By ARUNDHATI PARMAR – MedCity News, March 17, 2017
Johnson & Johnson and Verily Life Sciences (formerly Google Life Sciences) have a joint venture to create the next generation of robotic surgery souped up with digital technologies in the future. (Watch out Intuitive Surgical.)
But when it comes to hip and knee replacement today, J&J Depuy Synthes is a robotic have-not.
Competitors have robots or are close to having something robotic in joint replacement.
On Tuesday, Stryker launched its total knee application on the expensive Mako robotduring the annual meeting of the American Academy of Orthopaedic Surgeons in San Diego. That same day at AAOS, Smith & Nephew previewed its hand-held robot-assisted device for total knee replacements in advance of a market release in the second quarter.
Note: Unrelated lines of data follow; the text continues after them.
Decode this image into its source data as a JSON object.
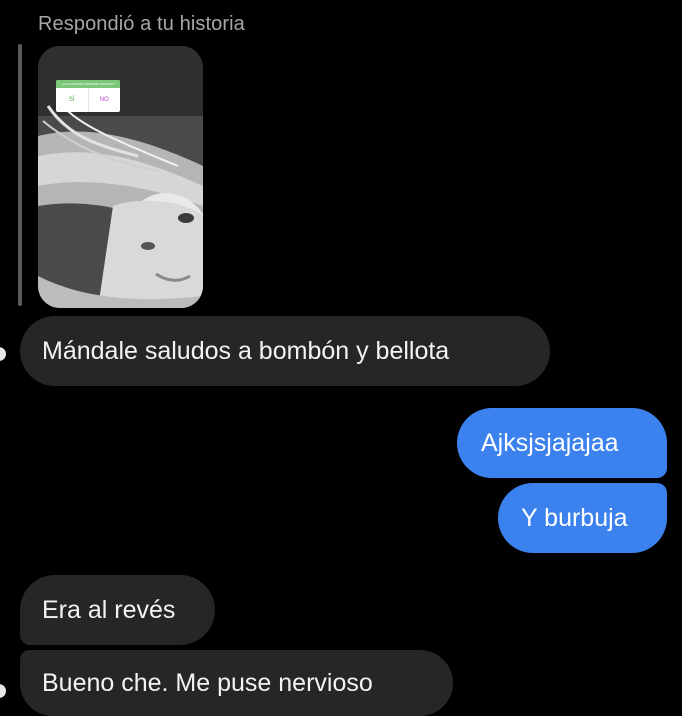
{
  "story_reply": {
    "label": "Respondió a tu historia",
    "poll": {
      "question": "¿LE GUSTARÍA CASARSE CONMIGO?",
      "option_yes": "SÍ",
      "option_no": "NO"
    }
  },
  "messages": [
    {
      "side": "received",
      "text": "Mándale saludos a bombón y bellota"
    },
    {
      "side": "sent",
      "text": "Ajksjsjajajaa"
    },
    {
      "side": "sent",
      "text": "Y burbuja"
    },
    {
      "side": "received",
      "text": "Era al revés"
    },
    {
      "side": "received",
      "text": "Bueno che. Me puse nervioso"
    }
  ],
  "colors": {
    "background": "#000000",
    "received_bubble": "#262626",
    "sent_bubble": "#3c82ef",
    "label_text": "#a6a6a6"
  }
}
And Zimmer-Biomet was also proudly displaying its robot on the exhibit floor — the Rosa robot acquired with the purchase of French firm Medtech SA – although the robot won’t be doing total knee replacements until 2018.
There is a general notion that robotics will gain ground in orthopedic surgery though the predictions around adoption pace vary greatly.
One analyst — Brandon Henry from RBC Capital Markets — believes Stryker will be the clear winner with the launch of its total knee on its Mako robotic system and will take market share away from Johnson & Johnson DePuy Synthes and Zimmer-Biomet in the next few years. Another — Richard Newitter from Leerink Partners — believes robotics adoption will be much more gradual and only in complex cases but still having one in the short term is better than not having one.
So in the meantime without a robot, how can J&J DePuy Synthes woo hospitals and knee surgeons, some of whom are part of Medicare’s mandatory 90-day bundled payment program called the Comprehensive Care for Joint Replacement.
Company executives are relying on the wide breadth of J&J’s knee offerings, its services chops and a new company-sponsored whitepaper that touts the economic value of its Attune Knee.